Additional wharves were built to the north of Santa Cruz. In 1867 (or 1868), Captain John Pope Davenport, and a friend, John King, built a 450-foot-long wharf at the mouth of the Arroyo del Agua Puerca (Muddy Water Creek), just south of El Jarro Point, and about 18 miles north of Santa Cruz. The wharf was able to reach a water depth of fifteen feet at low tide. The nearby land, part of the old El Jarro rancho, became the site of his whaling operations and gave impetus to Davenport Landing, a prosperous village that included two hotels, a post office, shops, a small shipyard, and a number of homes.
Eventually, the Reese Lime Works constructed a second wharf on the opposite side of the arroyo. Davenport’s wharf would outlast the second wharf but eventually both were destroyed by storms or fire and would disappear, as did Davenport Landing (Old Davenport). Tsunami records record that a “wharf was destroyed at Davenport” in 1875; waves hit on October 12 and an earthquake was recorded two days later on the 14th. Davenport’s wharf continued to be used to load goods onto ships for much of the late 1870s and 1880s, but by the 1890s the wharf was in need of repair and much of the business had declined. In 1915 fire destroyed much of what was left of Davenport Landing but by that time most of the homes had already moved.
A “new” Davenport had sprung up about a mile and a half to the south when the Santa Cruz Portland Cement Company began operations in 1906. That town, on the hillside above San Vicente Creek, is the town you see as you drive on Highway 1. Why did the people move? To avoid the plant’s dust that was blowing over the old site. (And, the plant was kept busy supplying cement to rebuild San Francisco after the 1906 earthquake.) One last pier was built in the area in 1933 (or 1934) when a 2,400-foot-long steel pier was built by the cement company. Remains of the steel pier today are used primarily for nesting by cormorants.

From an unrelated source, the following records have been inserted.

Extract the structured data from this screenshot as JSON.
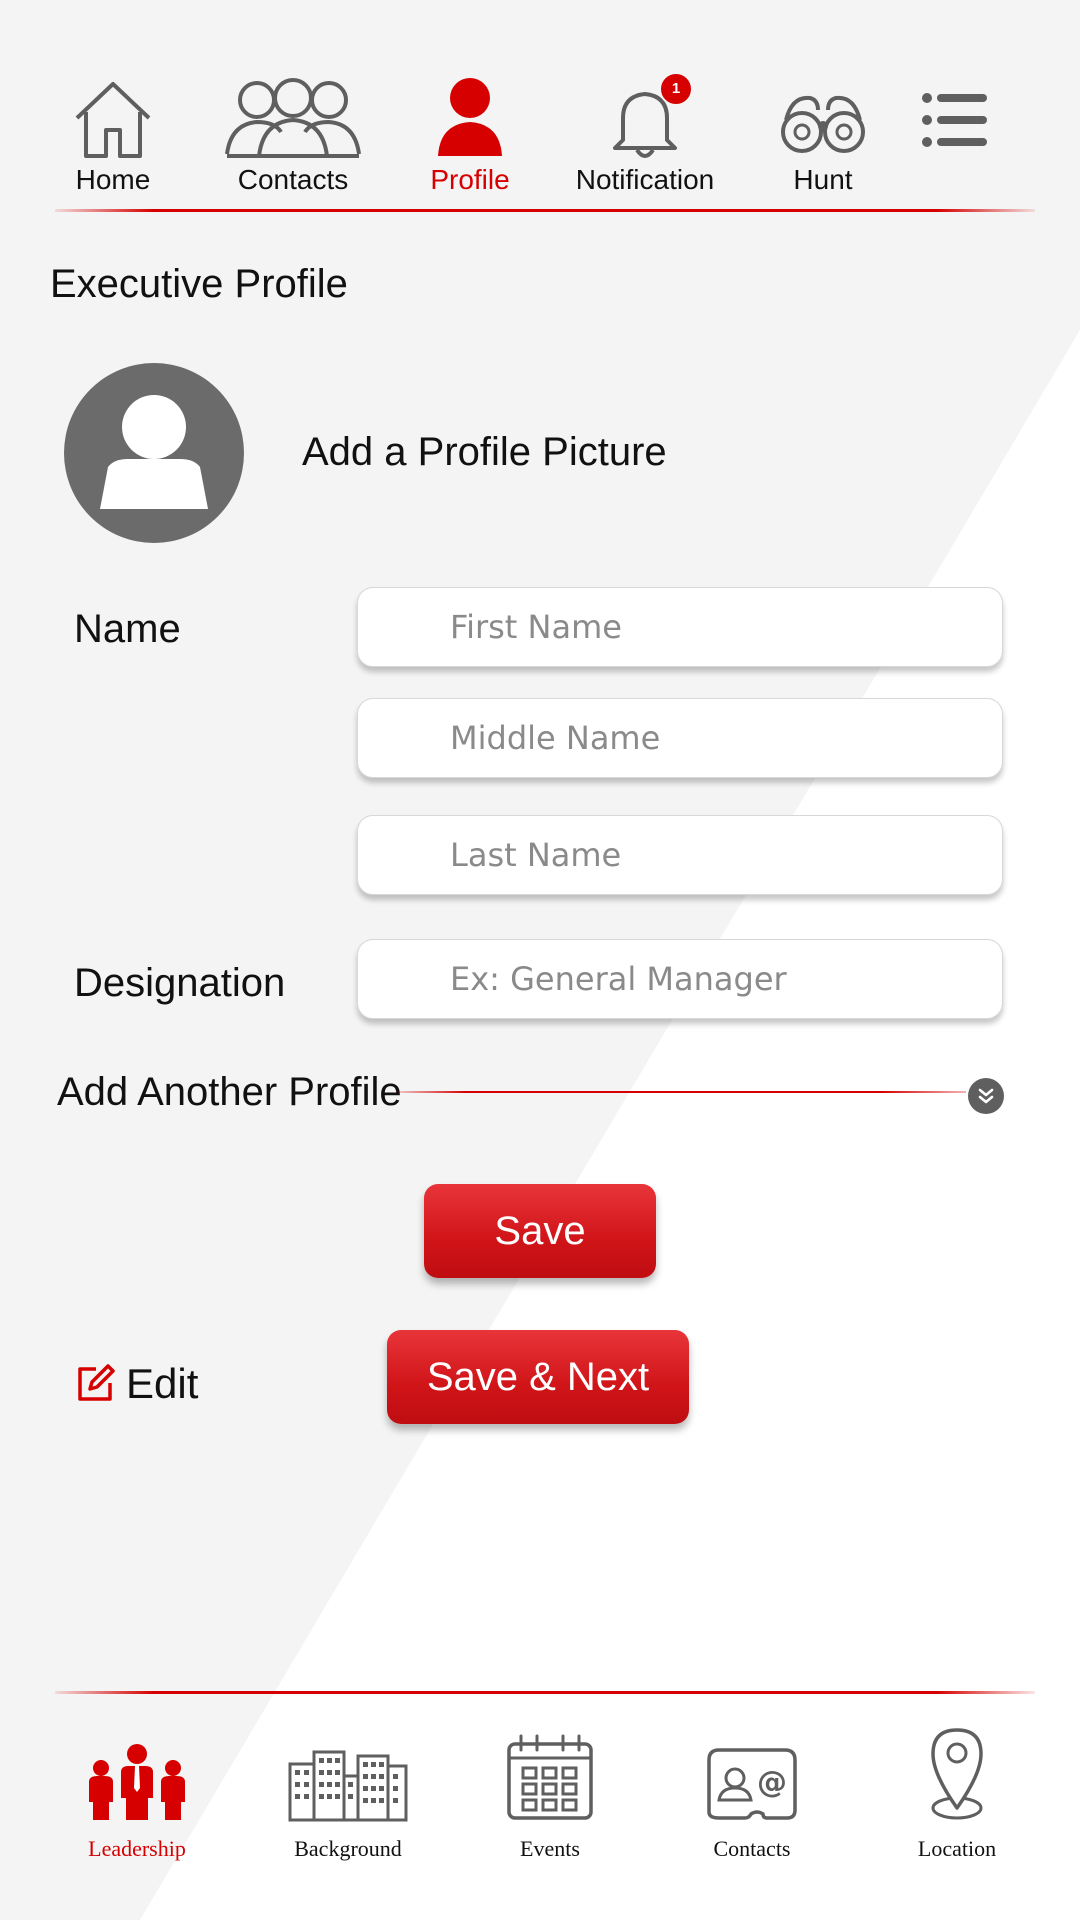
{
  "top_nav": {
    "items": [
      {
        "label": "Home",
        "icon": "home-icon"
      },
      {
        "label": "Contacts",
        "icon": "contacts-icon"
      },
      {
        "label": "Profile",
        "icon": "profile-icon",
        "active": true
      },
      {
        "label": "Notification",
        "icon": "bell-icon",
        "badge": "1"
      },
      {
        "label": "Hunt",
        "icon": "binoculars-icon"
      },
      {
        "label": "",
        "icon": "menu-icon"
      }
    ]
  },
  "page": {
    "title": "Executive Profile",
    "add_picture_label": "Add a Profile Picture"
  },
  "form": {
    "name_label": "Name",
    "first_name_placeholder": "First Name",
    "middle_name_placeholder": "Middle Name",
    "last_name_placeholder": "Last Name",
    "designation_label": "Designation",
    "designation_placeholder": "Ex: General Manager",
    "add_another_label": "Add Another Profile"
  },
  "actions": {
    "save_label": "Save",
    "save_next_label": "Save & Next",
    "edit_label": "Edit"
  },
  "bottom_nav": {
    "items": [
      {
        "label": "Leadership",
        "icon": "leadership-icon",
        "active": true
      },
      {
        "label": "Background",
        "icon": "buildings-icon"
      },
      {
        "label": "Events",
        "icon": "calendar-icon"
      },
      {
        "label": "Contacts",
        "icon": "contact-card-icon"
      },
      {
        "label": "Location",
        "icon": "location-pin-icon"
      }
    ]
  },
  "colors": {
    "accent": "#d60000",
    "icon_gray": "#5f5f5f",
    "background": "#f4f4f4"
  }
}
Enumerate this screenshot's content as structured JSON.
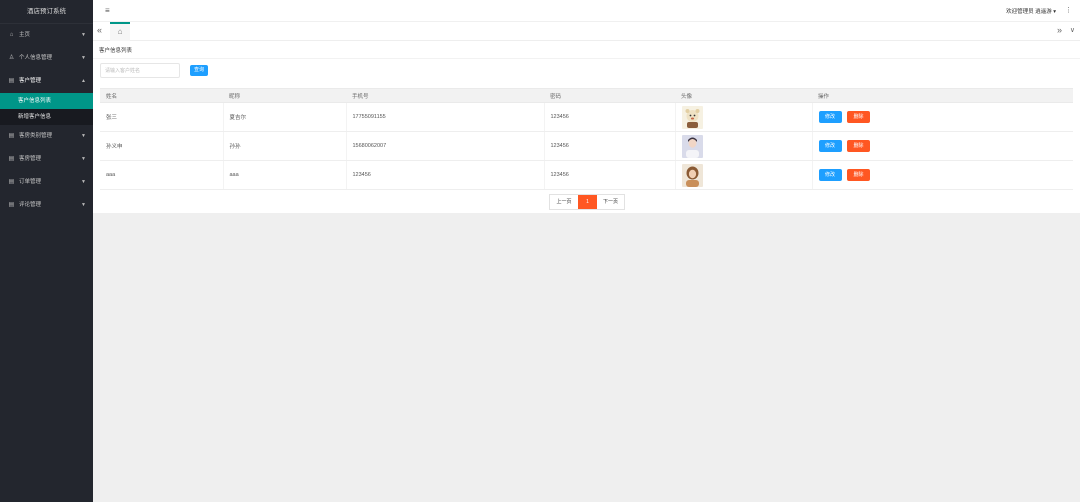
{
  "app": {
    "title": "酒店预订系统"
  },
  "sidebar": {
    "items": [
      {
        "icon": "home-icon",
        "label": "主页",
        "open": false
      },
      {
        "icon": "user-icon",
        "label": "个人信息管理",
        "open": false
      },
      {
        "icon": "grid-icon",
        "label": "客户管理",
        "open": true,
        "children": [
          {
            "label": "客户信息列表",
            "active": true
          },
          {
            "label": "新增客户信息",
            "active": false
          }
        ]
      },
      {
        "icon": "grid-icon",
        "label": "客房类别管理",
        "open": false
      },
      {
        "icon": "grid-icon",
        "label": "客房管理",
        "open": false
      },
      {
        "icon": "grid-icon",
        "label": "订单管理",
        "open": false
      },
      {
        "icon": "grid-icon",
        "label": "评论管理",
        "open": false
      }
    ]
  },
  "header": {
    "welcome": "欢迎管理员 逍遥游",
    "caret": "▾",
    "more": "⋮",
    "menu_icon": "≡"
  },
  "tabs": {
    "prev": "«",
    "home_icon": "⌂",
    "next": "»",
    "down": "∨"
  },
  "page": {
    "title": "客户信息列表",
    "search": {
      "placeholder": "请输入客户姓名",
      "button": "查询"
    },
    "table": {
      "headers": [
        "姓名",
        "昵称",
        "手机号",
        "密码",
        "头像",
        "操作"
      ],
      "rows": [
        {
          "name": "张三",
          "nickname": "夏吉尔",
          "phone": "17755091155",
          "password": "123456",
          "avatar": "avatar-cartoon-bear"
        },
        {
          "name": "孙义申",
          "nickname": "孙孙",
          "phone": "15680062007",
          "password": "123456",
          "avatar": "avatar-portrait-boy"
        },
        {
          "name": "aaa",
          "nickname": "aaa",
          "phone": "123456",
          "password": "123456",
          "avatar": "avatar-portrait-girl"
        }
      ],
      "edit_label": "修改",
      "delete_label": "删除"
    },
    "pagination": {
      "prev": "上一页",
      "current": "1",
      "next": "下一页"
    }
  },
  "colors": {
    "sidebar_bg": "#23262e",
    "active_bg": "#009688",
    "primary": "#1e9fff",
    "danger": "#ff5722"
  }
}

The most northern wharf in Santa Cruz County (at one time) was a 700-foot-long wharf located between Waddell Creek and Point Ano Nuevo. It was built in the early 1860s by William W. Waddell, owner of a lumber mill a few miles away in Canãda de los Osos—Canyon of the Bears. To convey the lumber from his mill to his wharf, he also built a five-mile-long horse tramway that followed the course of Waddell Creek. Waddell was later killed by a grizzly bear; his wharf was destroyed by a storm. By the way, although this wharf was originally in Santa Cruz County, a change to the county boundary line in 1868 meant that the site now rested in San Mateo County.
Santa Cruz Wharf Facts
Hours: Open from 5 A.M. to 2 A.M.
Facilities: The pier has lights, fish cleaning stations, parking on the pier ($1 per hour but no charge from 10 P.M. to 9 A.M.), limited benches, snack bars and restaurants, restrooms, and one bait and tackle shop (where the pier first widens).
Handicapped Facilities: Handicapped parking is available (although in many spots parking is available right next to where you fish) and handicapped restroom facilities are available at several spots on the pier. A 38″ railing extends around the wharf and the surface is wood decking. A wooden curb also extends the length of the parking area but it has occasional openings for wheelchair access. Posted for handicapped.
How To Get There: There are many ways to get to the wharf, the way I usually go is to take Ocean Street south from Highway 1, when you get to Laurel Street turn right and follow it to Pacific Street, turn left and follow Pacific to the wharf.
Management: City of Santa Cruz.